- What you need to do: An exact copy of the entries is needed, with every picture left out.

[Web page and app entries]
--- START ---
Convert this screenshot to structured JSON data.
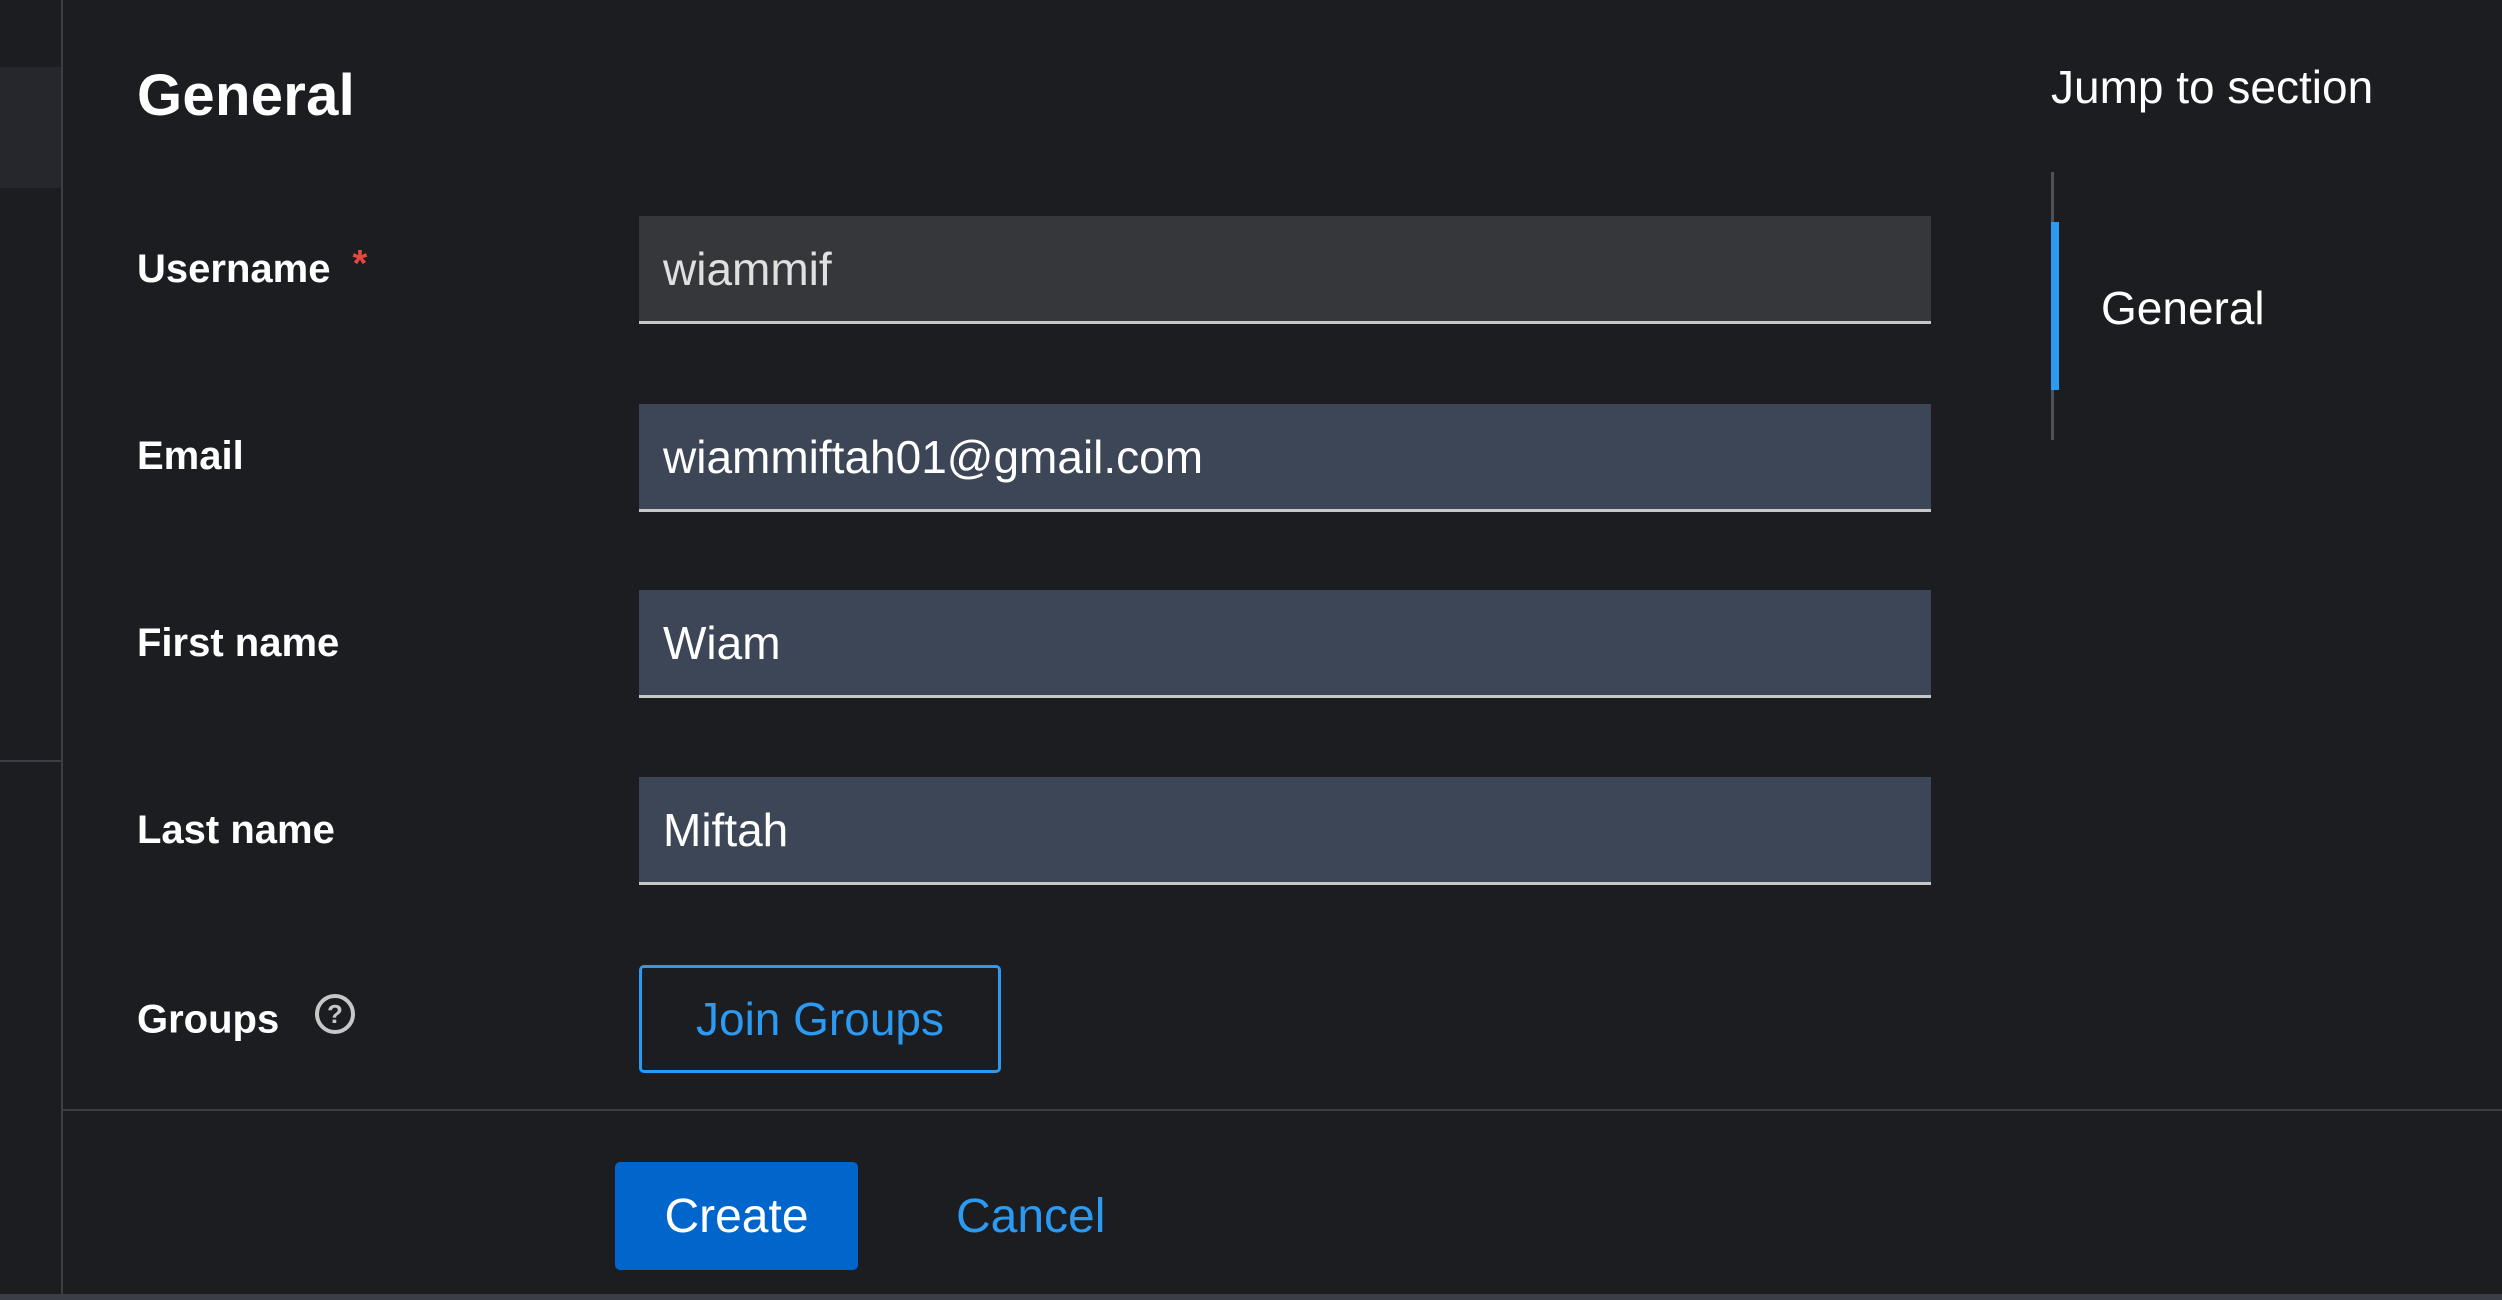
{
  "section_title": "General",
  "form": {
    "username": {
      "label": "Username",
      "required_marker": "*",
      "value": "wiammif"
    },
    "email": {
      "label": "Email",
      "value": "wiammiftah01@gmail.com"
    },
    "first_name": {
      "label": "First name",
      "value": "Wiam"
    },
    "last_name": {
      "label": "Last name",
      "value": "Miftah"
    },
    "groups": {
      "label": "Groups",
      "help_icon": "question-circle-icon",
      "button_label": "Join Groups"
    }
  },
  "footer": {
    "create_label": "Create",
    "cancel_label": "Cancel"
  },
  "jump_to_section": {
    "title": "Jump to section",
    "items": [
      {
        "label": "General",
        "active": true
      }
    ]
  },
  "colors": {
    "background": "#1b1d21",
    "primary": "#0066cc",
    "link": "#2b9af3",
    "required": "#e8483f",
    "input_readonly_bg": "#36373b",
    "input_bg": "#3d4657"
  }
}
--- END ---
- Task response:
Convert this screenshot to structured JSON data.
{
  "section_title": "General",
  "form": {
    "username": {
      "label": "Username",
      "required_marker": "*",
      "value": "wiammif"
    },
    "email": {
      "label": "Email",
      "value": "wiammiftah01@gmail.com"
    },
    "first_name": {
      "label": "First name",
      "value": "Wiam"
    },
    "last_name": {
      "label": "Last name",
      "value": "Miftah"
    },
    "groups": {
      "label": "Groups",
      "help_icon": "question-circle-icon",
      "button_label": "Join Groups"
    }
  },
  "footer": {
    "create_label": "Create",
    "cancel_label": "Cancel"
  },
  "jump_to_section": {
    "title": "Jump to section",
    "items": [
      {
        "label": "General",
        "active": true
      }
    ]
  },
  "colors": {
    "background": "#1b1d21",
    "primary": "#0066cc",
    "link": "#2b9af3",
    "required": "#e8483f",
    "input_readonly_bg": "#36373b",
    "input_bg": "#3d4657"
  }
}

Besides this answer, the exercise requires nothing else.